First of all, I installed the SQL Server 2019 BDC. I did this in Azure using the Azure Kubernetes Services. There is a nice deployment script provided to help you get up and running quickly from here. Note, you will need to have signed up for the CTP to get the access details for the docker images if you’re using the Big Data Clusters.
Then, in order to setup my various data sources I essentially followed Bob Ward’s demos here – https://github.com/Microsoft/bobsql/tree/master/demos/sqlserver/polybase/
The only issue I had with the above was that the docker option for Oracle no longer seems to work, so I installed Oracle Express on an Azure virtual machine as an alternative.
I then created a simple Oracle instance and created a sample table to test –
Within my SQL Server 2019 environment, I then went through the following steps –
Create Database Scoped Credential
This creates the credential used to access my data source:
Create External Data Source
With the credential created, I created an External Data Source entry for my Oracle instance by providing the oracle instance IP and port. This is a one time thing for each data source, from which I can then add as many tables as I need.
Create External Table
Now the External Data Source has been added, I can now add an external table in SQL Server. This appears with “(External)” in object explorer to show that it’s pointing to a remote data source. When I issue a query, this is actually querying the table in Oracle that I setup earlier. Note, we pass the DATA_SOURCE argument to the WITH statement that contains the Data Source we created in the previous step.
Once created, I can query like any other table –
And can join to other tables as required –
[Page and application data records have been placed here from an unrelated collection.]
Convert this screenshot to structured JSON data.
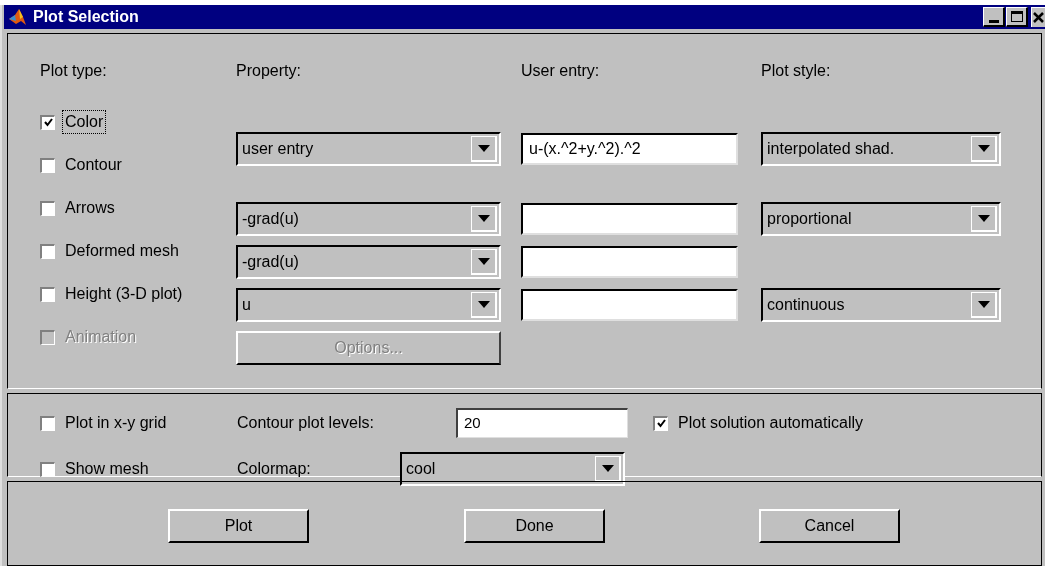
{
  "window": {
    "title": "Plot Selection"
  },
  "headers": [
    "Plot type:",
    "Property:",
    "User entry:",
    "Plot style:"
  ],
  "plot_types": [
    {
      "label": "Color",
      "checked": true,
      "disabled": false,
      "focused": true
    },
    {
      "label": "Contour",
      "checked": false,
      "disabled": false,
      "focused": false
    },
    {
      "label": "Arrows",
      "checked": false,
      "disabled": false,
      "focused": false
    },
    {
      "label": "Deformed mesh",
      "checked": false,
      "disabled": false,
      "focused": false
    },
    {
      "label": "Height (3-D plot)",
      "checked": false,
      "disabled": false,
      "focused": false
    },
    {
      "label": "Animation",
      "checked": false,
      "disabled": true,
      "focused": false
    }
  ],
  "property_rows": [
    {
      "property": {
        "kind": "dropdown",
        "value": "user entry"
      },
      "user_entry": "u-(x.^2+y.^2).^2",
      "plot_style": "interpolated shad."
    },
    {
      "property": {
        "kind": "dropdown",
        "value": "-grad(u)"
      },
      "user_entry": "",
      "plot_style": "proportional"
    },
    {
      "property": {
        "kind": "dropdown",
        "value": "-grad(u)"
      },
      "user_entry": ""
    },
    {
      "property": {
        "kind": "dropdown",
        "value": "u"
      },
      "user_entry": "",
      "plot_style": "continuous"
    },
    {
      "property": {
        "kind": "button",
        "label": "Options...",
        "disabled": true
      }
    }
  ],
  "options": {
    "plot_in_grid": {
      "label": "Plot in x-y grid",
      "checked": false
    },
    "show_mesh": {
      "label": "Show mesh",
      "checked": false
    },
    "contour_levels": {
      "label": "Contour plot levels:",
      "value": "20"
    },
    "colormap": {
      "label": "Colormap:",
      "value": "cool"
    },
    "plot_automatically": {
      "label": "Plot solution automatically",
      "checked": true
    }
  },
  "buttons": [
    "Plot",
    "Done",
    "Cancel"
  ]
}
And it’s as simple as that. Hopefully I’ve demonstrated the value that data virtualization can bring. Out of the box, SQL Server BDC allows you to connect to many disparate data sources as if they were all the same thing. From here you can point BI Tools or Semantic Layers such as SQL Server Analysis Services to this central data hub and make your analytic world that much more simpler.